In federal court, where heightened pleading rules have traditionally applied in certain civil cases, judges require pleading with “particularity” or “specificity”—a detailed “who, what, when, where, and how” description establishing all necessary elements of a claim. But as applied by the Iowa Supreme Court in Meade, heightened pleading in director litigation apparently entails something less demanding: the court must evaluate whether the corporate or shareholder plaintiff pled facts showing claims against directors that fall within one of the MBCA’s exceptions to exculpation. Meade’s petition did not show the directors’ “specific intent to harm the corporation or its shareholders,” the court held, but only “failures to perform duties or incompetent performance, none of which suffices.” If all the petition’s allegations show there is no such claim, the Meade court concluded, the case can be dismissed even before discovery begins.

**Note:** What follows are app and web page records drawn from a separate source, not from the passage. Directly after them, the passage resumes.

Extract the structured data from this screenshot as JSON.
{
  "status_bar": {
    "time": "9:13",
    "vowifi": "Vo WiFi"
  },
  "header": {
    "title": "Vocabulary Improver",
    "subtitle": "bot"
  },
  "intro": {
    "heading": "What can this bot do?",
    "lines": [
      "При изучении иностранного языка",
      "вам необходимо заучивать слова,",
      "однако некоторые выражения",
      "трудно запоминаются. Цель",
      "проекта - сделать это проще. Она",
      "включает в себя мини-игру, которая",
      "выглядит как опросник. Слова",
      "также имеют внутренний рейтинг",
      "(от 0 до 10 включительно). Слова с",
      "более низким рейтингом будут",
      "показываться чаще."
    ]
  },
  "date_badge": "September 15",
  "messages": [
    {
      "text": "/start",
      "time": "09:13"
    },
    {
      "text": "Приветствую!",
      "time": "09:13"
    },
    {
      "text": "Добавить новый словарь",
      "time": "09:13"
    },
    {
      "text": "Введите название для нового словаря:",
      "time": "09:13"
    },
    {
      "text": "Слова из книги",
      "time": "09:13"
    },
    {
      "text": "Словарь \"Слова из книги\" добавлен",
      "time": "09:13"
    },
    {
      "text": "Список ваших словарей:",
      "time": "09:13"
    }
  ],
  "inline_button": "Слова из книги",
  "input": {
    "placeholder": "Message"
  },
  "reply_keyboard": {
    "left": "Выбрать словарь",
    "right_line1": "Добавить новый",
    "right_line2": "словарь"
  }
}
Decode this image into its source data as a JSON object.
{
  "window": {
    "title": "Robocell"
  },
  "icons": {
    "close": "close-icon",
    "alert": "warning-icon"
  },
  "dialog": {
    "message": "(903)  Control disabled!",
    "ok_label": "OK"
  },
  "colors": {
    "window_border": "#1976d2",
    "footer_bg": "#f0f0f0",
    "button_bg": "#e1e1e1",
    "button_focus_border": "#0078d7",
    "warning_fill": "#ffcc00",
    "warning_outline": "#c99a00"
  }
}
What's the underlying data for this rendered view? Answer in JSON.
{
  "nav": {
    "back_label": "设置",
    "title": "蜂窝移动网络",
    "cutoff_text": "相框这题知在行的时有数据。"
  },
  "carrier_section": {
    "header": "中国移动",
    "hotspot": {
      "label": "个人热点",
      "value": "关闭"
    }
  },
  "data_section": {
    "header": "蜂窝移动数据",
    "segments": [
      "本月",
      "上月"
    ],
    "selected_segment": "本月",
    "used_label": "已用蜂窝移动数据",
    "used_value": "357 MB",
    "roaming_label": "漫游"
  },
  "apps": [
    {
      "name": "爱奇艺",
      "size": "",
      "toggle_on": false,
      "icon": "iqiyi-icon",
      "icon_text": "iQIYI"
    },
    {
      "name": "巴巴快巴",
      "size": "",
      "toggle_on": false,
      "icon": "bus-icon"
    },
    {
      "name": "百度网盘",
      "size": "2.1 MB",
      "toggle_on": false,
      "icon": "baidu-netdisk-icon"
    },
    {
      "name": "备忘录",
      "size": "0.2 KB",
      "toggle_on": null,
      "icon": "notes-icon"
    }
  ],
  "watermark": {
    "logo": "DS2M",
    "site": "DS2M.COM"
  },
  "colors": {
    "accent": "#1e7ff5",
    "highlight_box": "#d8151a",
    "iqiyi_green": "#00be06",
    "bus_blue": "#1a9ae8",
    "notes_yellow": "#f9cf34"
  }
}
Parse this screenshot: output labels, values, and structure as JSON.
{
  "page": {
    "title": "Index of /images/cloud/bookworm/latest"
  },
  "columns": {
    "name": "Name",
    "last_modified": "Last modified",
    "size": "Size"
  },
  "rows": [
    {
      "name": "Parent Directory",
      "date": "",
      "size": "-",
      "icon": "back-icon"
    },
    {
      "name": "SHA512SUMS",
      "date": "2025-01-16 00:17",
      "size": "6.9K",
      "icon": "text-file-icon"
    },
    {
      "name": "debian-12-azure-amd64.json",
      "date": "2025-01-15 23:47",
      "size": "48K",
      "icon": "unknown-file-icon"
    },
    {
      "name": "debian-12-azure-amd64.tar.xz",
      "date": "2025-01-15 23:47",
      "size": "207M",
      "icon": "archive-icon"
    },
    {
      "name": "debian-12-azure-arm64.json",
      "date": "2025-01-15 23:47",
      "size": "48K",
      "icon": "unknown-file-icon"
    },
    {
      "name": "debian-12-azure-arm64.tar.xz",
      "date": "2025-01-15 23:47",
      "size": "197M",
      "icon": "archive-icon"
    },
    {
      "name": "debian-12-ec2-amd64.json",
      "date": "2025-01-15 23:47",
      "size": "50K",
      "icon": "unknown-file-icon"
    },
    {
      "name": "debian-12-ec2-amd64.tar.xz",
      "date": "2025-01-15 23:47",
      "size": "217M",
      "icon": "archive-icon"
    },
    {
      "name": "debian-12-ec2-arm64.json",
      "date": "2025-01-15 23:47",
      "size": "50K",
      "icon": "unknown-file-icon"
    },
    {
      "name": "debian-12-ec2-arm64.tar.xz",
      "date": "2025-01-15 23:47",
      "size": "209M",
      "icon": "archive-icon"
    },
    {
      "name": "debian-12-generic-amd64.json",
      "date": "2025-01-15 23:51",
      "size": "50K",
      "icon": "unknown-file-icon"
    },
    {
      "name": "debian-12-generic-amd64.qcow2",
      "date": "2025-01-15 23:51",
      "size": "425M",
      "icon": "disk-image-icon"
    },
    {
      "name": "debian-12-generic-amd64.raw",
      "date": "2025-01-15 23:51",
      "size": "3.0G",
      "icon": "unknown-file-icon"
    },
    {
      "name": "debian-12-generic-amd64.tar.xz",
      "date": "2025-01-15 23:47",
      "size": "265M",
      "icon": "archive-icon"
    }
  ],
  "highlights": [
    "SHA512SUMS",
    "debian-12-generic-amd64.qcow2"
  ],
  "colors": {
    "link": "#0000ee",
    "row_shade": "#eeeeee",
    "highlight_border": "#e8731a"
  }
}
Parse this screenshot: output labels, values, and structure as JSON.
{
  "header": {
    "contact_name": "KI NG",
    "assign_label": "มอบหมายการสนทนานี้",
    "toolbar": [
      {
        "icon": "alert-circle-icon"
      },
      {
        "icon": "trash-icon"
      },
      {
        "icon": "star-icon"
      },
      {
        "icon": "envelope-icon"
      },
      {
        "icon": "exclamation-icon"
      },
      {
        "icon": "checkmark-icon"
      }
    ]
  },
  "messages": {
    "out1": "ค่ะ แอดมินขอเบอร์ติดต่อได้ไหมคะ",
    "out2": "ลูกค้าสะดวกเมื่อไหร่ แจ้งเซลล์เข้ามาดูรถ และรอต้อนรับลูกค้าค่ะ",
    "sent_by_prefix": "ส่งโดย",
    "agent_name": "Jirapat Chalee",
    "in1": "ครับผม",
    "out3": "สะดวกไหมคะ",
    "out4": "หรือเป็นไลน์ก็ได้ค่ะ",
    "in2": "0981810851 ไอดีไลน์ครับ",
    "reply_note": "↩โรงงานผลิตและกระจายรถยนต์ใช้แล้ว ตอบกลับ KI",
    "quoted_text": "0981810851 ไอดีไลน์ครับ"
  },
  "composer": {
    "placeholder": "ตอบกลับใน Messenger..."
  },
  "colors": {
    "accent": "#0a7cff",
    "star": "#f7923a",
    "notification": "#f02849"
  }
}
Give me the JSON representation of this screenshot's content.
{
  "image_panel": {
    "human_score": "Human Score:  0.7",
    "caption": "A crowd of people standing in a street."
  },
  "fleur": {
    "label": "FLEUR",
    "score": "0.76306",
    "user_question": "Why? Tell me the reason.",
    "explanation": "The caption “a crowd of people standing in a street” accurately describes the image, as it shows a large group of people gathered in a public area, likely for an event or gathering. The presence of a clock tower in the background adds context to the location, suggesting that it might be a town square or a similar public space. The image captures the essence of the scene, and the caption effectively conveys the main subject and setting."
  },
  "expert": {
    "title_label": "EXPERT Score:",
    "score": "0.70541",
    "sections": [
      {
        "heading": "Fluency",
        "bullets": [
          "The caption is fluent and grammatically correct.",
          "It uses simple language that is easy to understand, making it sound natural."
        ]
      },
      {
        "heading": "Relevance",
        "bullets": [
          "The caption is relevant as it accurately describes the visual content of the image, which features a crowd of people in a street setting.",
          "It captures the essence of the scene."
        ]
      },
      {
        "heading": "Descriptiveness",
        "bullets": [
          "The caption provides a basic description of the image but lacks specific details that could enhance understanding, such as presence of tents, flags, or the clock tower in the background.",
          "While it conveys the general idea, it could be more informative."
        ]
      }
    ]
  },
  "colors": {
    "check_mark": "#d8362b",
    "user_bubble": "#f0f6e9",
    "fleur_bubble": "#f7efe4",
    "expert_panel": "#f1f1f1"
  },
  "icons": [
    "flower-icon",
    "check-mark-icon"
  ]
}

The heightened pleading standard Meade endorses is, without question, more onerous than traditional state court “notice” pleading requirements that permit most cases to reach the discovery phase. But the MBCA shield exceptions are narrowly drawn, and corporate litigants have access to information about potential director misconduct from corporate and securities law sources outside of litigation discovery. And as the Meade court acknowledged, by protecting directors not only from paying damages, but also from the burdens of pretrial litigation over shielded claims, the new pleading standard advances the purpose of raincoat provisions: to reduce fiduciary litigation risks for directors and thereby encourage board service. If other MBCA jurisdictions embrace Meade’s procedural template, the “director raincoat” moniker might need to change—director “slicker suits” perhaps?
Professor Doré has authored an expanded version of this article that will be published in a forthcoming issue of the Drake Law Review. A copy of that article is currently available on SSRN.
Matthew G. Doré, Richard M. and Anita Calkins Distinguished Professor, Drake University Law School.
States using the MBCA model director shield language, or something quite close to it, include Alabama, Arizona, Colorado, the District of Columbia, Hawaii, Idaho, Iowa, Maine, Michigan, Mississippi, Montana, Nebraska, New Hampshire, South Dakota, Utah, Vermont, Washington, West Virginia, Wisconsin, and Wyoming. ↑
In re Walt Disney Co. Derivative Litig., 906 A.2d 27, 62-68 (Del. 2006) (emphasis supplied). ↑